How much time should they be spending on the people side versus the task side?
In addition to the task and people side of management the culture of the company needs to be considered. The words ‘company culture’ are used to define what it’s like to work within a company. What is encouraged in one company may be unacceptable in another.
Different sizes of company and types of company need different styles of management and ways of working. Creative environments often want their team to have a looser culture, the freedom and flexibility to come up with innovative ideas. For example: Google has a very open culture, lots of break out areas and flexible working. In contrast, professional services such as Accountants and Solicitors normally have a tighter culture, the style of management is more rigid, with clear expectations and timescales for tasks.
I have worked in both a private company and a public company, the cultures were very different. The public company had layers of meetings and hoops for decision making, the focus being on open communication and gaining widespread approval. Less emphasis on quick decision making and budgets. Even down to a Management report having a set format with multiple headlines and extensive numbering format and version control.
The private company was more focussed on accountability, meetings focussed on results and action points. Reports for them had to get to the point quickly; lots of bullet points with as few pages as possible with clear recommendations and return on investment.
Have you got templates for reports, agendas and action plans, is there a set plan for meetings?
Members of a team will come with different levels of experience and skill set.
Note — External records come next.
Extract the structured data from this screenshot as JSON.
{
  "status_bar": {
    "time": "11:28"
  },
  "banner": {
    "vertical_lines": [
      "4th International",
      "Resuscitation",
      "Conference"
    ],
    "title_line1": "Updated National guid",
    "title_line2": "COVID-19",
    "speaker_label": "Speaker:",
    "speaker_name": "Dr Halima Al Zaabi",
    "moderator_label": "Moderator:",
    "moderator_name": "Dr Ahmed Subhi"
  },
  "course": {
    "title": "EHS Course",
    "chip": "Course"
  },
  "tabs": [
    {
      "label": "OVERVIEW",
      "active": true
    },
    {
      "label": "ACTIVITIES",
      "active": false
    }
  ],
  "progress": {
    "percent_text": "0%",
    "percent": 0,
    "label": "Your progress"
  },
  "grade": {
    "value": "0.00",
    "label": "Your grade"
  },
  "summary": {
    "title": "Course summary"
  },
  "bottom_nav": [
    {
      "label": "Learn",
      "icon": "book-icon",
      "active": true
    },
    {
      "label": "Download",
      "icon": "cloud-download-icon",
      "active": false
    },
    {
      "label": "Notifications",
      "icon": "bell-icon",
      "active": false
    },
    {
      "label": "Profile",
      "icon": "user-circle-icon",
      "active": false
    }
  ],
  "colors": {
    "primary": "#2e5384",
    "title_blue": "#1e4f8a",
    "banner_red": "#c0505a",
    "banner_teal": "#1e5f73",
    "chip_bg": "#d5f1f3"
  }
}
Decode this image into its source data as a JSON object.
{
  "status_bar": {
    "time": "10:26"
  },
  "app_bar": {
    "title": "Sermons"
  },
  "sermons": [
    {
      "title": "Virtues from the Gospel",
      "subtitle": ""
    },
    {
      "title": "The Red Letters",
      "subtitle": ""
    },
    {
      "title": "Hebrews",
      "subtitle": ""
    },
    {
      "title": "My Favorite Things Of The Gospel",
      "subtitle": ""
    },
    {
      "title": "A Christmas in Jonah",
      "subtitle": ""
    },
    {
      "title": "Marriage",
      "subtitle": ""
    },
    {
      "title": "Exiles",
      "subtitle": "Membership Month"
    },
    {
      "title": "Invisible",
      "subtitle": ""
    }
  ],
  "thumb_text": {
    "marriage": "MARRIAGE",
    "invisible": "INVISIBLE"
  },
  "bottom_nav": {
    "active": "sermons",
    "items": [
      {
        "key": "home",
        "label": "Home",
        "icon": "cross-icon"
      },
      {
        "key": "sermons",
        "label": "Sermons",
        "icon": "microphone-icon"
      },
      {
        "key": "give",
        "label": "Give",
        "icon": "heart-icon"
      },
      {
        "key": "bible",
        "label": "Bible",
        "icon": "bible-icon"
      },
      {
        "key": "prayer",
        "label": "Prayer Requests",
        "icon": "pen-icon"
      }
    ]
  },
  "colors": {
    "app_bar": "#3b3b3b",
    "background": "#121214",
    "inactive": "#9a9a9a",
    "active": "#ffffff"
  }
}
Getting the best from every person is key to a high performing team. This means getting to know each person as an individual, what motivates them, what their skill sets are and making sure they are clear on their role and how it needs to be delivered.
People are very complex; one management style is not always right for everyone and different situations may need an alternative approach.
A really useful tool is DiSC profiling, developed by Thomas Marston, a very impressive man as he also invented the lie detector and Wonder Woman. A very interesting film has been made recently documenting his life and how he came up with the Wonder Woman concept – very eye-opening, especially at his time in history!
DiSC profiling is an online assessment that take around 15 minutes to complete. It looks at how people like to communicate. Some people are more outgoing, others more introvert, some prefer to be task focussed others prefer to spend time around people and team. Most areas of conflict in a team are around differences in communication style.
If you know someone’s preference you can adapt to get the most from them.
To be able to style flex, you need to know what your preferences are and have a thorough knowledge on what the different roles of a Manager are. Once you know that you can establish where your strengths and weaknesses are.
Get to know your team, their DiSC preferences, motivations and you will be in a great position to build a high performing team.
If you are looking to get the most from your team in 2019 then it would be worthwhile developing the skills of your Managers. This could be by getting them to read some books on Management, developing their communication skills by analysing their DiSC preference, studying NLP, getting feedback from their team on how they are getting on: 360 reviews or putting them on a course.
If you want any DiSC reports we can help with the assessment or run an in-house training session for you. We can also run 360 reviews that are totally anonymous or run a course on Management skills.
We are running a half day Introduction to Management course on the 23rd January in Tunbridge Wells. These are great value at only £125+VAT for a half day course
It is a great way to get clear on:
- What makes a good Manager
- The roles of a Manager
- Your role preference
- Areas for you to develop as a Manager
- Your DiSC profile: full analysis on your preferences and how to adapt to get the most from communication with others
If you’d like to attend our course – please click the following link – Click Here